How churches are changing people’s identities

Churche sare touted as not only being a path to heaven but also a way to wealth and blessings while on earth, according to clerics and believers.

Some Christian churches have a philosophy that someone’s identity, including their names, carry curses of their forefathers since ancient Rwandans were not Christians.

They claim that it is good to have a name traced in the Bible or Kinyarwanda name that does not belong to anyone in your present and past family members.

The bearer of the name and all that links them to their ancestors is vulnerable to living a miserable life because they are still connected to the ‘pagan’ forefathers.

For example, if you are called by the name of your grandparent who died, the grandparent will sabotage your life by the authority of their name you bear.
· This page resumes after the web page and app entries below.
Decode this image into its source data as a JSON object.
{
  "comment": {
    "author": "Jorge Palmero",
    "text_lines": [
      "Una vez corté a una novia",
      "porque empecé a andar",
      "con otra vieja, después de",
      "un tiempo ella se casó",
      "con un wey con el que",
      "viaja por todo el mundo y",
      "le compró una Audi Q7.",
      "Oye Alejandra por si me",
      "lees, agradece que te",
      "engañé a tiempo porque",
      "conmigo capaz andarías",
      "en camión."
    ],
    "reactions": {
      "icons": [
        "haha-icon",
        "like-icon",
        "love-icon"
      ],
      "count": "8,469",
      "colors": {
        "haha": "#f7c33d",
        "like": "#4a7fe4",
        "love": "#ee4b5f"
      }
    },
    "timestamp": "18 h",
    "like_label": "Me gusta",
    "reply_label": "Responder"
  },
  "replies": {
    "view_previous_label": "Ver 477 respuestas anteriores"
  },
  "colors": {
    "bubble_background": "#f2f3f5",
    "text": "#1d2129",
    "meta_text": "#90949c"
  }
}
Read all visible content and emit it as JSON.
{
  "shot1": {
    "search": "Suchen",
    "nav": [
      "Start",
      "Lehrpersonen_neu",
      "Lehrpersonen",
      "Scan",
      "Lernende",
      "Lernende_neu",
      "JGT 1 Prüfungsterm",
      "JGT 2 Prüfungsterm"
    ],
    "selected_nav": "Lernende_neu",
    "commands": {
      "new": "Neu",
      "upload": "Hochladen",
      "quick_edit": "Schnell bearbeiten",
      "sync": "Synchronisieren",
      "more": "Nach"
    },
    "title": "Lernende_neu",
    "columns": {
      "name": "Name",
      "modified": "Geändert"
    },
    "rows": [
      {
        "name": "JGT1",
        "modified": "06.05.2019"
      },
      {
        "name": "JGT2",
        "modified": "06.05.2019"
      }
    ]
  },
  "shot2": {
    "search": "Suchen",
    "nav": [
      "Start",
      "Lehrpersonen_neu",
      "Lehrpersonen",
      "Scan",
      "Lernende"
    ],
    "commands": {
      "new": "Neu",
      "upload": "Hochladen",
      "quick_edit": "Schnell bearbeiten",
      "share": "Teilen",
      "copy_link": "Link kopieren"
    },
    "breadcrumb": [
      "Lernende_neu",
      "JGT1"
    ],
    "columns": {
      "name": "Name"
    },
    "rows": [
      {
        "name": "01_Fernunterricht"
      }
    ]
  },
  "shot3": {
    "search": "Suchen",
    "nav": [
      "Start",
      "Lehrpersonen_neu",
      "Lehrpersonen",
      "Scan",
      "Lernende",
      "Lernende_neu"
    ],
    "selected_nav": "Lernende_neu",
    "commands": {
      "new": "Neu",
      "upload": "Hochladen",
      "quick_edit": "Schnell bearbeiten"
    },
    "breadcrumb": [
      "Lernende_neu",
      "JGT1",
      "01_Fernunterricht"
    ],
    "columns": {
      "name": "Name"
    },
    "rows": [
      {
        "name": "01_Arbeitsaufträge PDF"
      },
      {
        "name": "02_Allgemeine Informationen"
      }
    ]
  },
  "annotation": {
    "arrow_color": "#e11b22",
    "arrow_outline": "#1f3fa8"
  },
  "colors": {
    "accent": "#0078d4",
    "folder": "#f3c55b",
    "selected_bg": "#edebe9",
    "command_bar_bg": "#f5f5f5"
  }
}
Believers are advised to go through a process beyond baptism called ‘deliverance’ to be purged off the past evils including the ones inherited from family.

The process is done in solitary rooms and includes fasting plus prayers where a person renounces their ‘evil past’ including their name to become a new person.

One of the churches where deliverance is done is the restoration church at the ‘prayer mount’, in Masoro, Gasabo District.

The church is called ‘Masasu’ after its founder, Apostle Yoshua Ndagijimana Masasu, who has founded 56 Evangelical Restoration churches in Rwanda, Burundi and DR Congo.

An individual who is struggling financially can seek appointment from the men of God in this church and be guided on how to renounce all their ‘filthy past’ and be given a new name.

Pastor Abishai Ntwari is the one in charge of deliverance services at the church.

He acknowledges that he too changed his name although he does not disclose what name he was called by before.

He emphasizes the need for deliverance in simple words: “yes it is needed because it is biblical”, in line with the purpose of Jesus’ ministry and Christianity.

“People need the service of deliverance because Jesus came to deliver the captives” he explains.

Captivity in this manner is a situation when one is not successful in one way or the other. Such person may need to be delivered from captivity.

How deliverance is done

The guidance is both written and oral.

The first step requires a believer to write all their past history, name, nicknames, detailed family history (including if your parents had church matrimony or if any people were during your birth).

One also writes details of their acts and happenings in seven year intervals i.e: (0-7, 8-14, 15-21, 22-28, 29-35).

The individual writes these essays and many more in three days of solitary prayer and fasting – solitary because even marriage partners are not allowed to consummate marriage during deliverance.

The individual seeks another appointment and delivers the papers. The second step stipulates the procedures of renouncing former connections.An individual renounces one item per day for seven days of prayer and fasting.

The paper shows areas of renouncing including connection to certain names, family, lineage, clan and many more.For example, if one carries a family name, they are considered to be a captive of a demon of the first owner of the name because Rwandan forefathers were pagans.The man of God chooses the new name of the individual during deliverance.

Pastor Ntwari says “such names may not bar you from entering the Kingdom of God but brings impediments in your daily life”.

After becoming a new person, an individual can go ahead and change names officially.

Bishop Fidele Masengo of Foursquare Church says his church also providesdeliveranceservices.

“A Christian confesses an isolated sin and is helped to be delivered from it,” he says.

He however adds that there is no need for people to change their identity that connects them to families and the country at large.

“I think one only needs to change their behaviour not the entire identity because our identity connects us to our families. You can’t commit to become a stranger to your family”.

The New Times’ Kelly Rwamapera